### Extracted entries

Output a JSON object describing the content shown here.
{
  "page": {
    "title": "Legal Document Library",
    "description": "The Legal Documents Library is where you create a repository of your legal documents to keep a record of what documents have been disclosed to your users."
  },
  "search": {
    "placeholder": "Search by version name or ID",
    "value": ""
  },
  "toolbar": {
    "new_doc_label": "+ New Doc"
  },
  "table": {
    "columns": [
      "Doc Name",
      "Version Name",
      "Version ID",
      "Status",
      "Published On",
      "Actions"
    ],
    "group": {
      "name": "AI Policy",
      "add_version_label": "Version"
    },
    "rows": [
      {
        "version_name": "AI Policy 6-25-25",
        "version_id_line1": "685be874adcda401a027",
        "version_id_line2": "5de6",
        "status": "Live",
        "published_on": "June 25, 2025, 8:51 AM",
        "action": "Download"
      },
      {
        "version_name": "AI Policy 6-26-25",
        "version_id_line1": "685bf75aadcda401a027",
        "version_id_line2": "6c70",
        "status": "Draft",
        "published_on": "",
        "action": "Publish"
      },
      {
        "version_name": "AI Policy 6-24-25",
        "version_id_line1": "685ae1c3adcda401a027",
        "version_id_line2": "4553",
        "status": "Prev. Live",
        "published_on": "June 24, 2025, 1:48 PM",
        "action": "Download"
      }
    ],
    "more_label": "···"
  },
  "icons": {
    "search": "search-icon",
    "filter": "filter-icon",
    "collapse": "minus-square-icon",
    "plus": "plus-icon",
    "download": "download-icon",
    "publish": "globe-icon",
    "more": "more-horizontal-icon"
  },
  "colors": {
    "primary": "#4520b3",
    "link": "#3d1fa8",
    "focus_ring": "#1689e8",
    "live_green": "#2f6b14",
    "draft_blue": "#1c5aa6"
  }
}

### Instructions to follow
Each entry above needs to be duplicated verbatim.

### Exercise answer
Output a JSON object describing the content shown here.
{
  "page": {
    "title": "Legal Document Library",
    "description": "The Legal Documents Library is where you create a repository of your legal documents to keep a record of what documents have been disclosed to your users."
  },
  "search": {
    "placeholder": "Search by version name or ID",
    "value": ""
  },
  "toolbar": {
    "new_doc_label": "+ New Doc"
  },
  "table": {
    "columns": [
      "Doc Name",
      "Version Name",
      "Version ID",
      "Status",
      "Published On",
      "Actions"
    ],
    "group": {
      "name": "AI Policy",
      "add_version_label": "Version"
    },
    "rows": [
      {
        "version_name": "AI Policy 6-25-25",
        "version_id_line1": "685be874adcda401a027",
        "version_id_line2": "5de6",
        "status": "Live",
        "published_on": "June 25, 2025, 8:51 AM",
        "action": "Download"
      },
      {
        "version_name": "AI Policy 6-26-25",
        "version_id_line1": "685bf75aadcda401a027",
        "version_id_line2": "6c70",
        "status": "Draft",
        "published_on": "",
        "action": "Publish"
      },
      {
        "version_name": "AI Policy 6-24-25",
        "version_id_line1": "685ae1c3adcda401a027",
        "version_id_line2": "4553",
        "status": "Prev. Live",
        "published_on": "June 24, 2025, 1:48 PM",
        "action": "Download"
      }
    ],
    "more_label": "···"
  },
  "icons": {
    "search": "search-icon",
    "filter": "filter-icon",
    "collapse": "minus-square-icon",
    "plus": "plus-icon",
    "download": "download-icon",
    "publish": "globe-icon",
    "more": "more-horizontal-icon"
  },
  "colors": {
    "primary": "#4520b3",
    "link": "#3d1fa8",
    "focus_ring": "#1689e8",
    "live_green": "#2f6b14",
    "draft_blue": "#1c5aa6"
  }
}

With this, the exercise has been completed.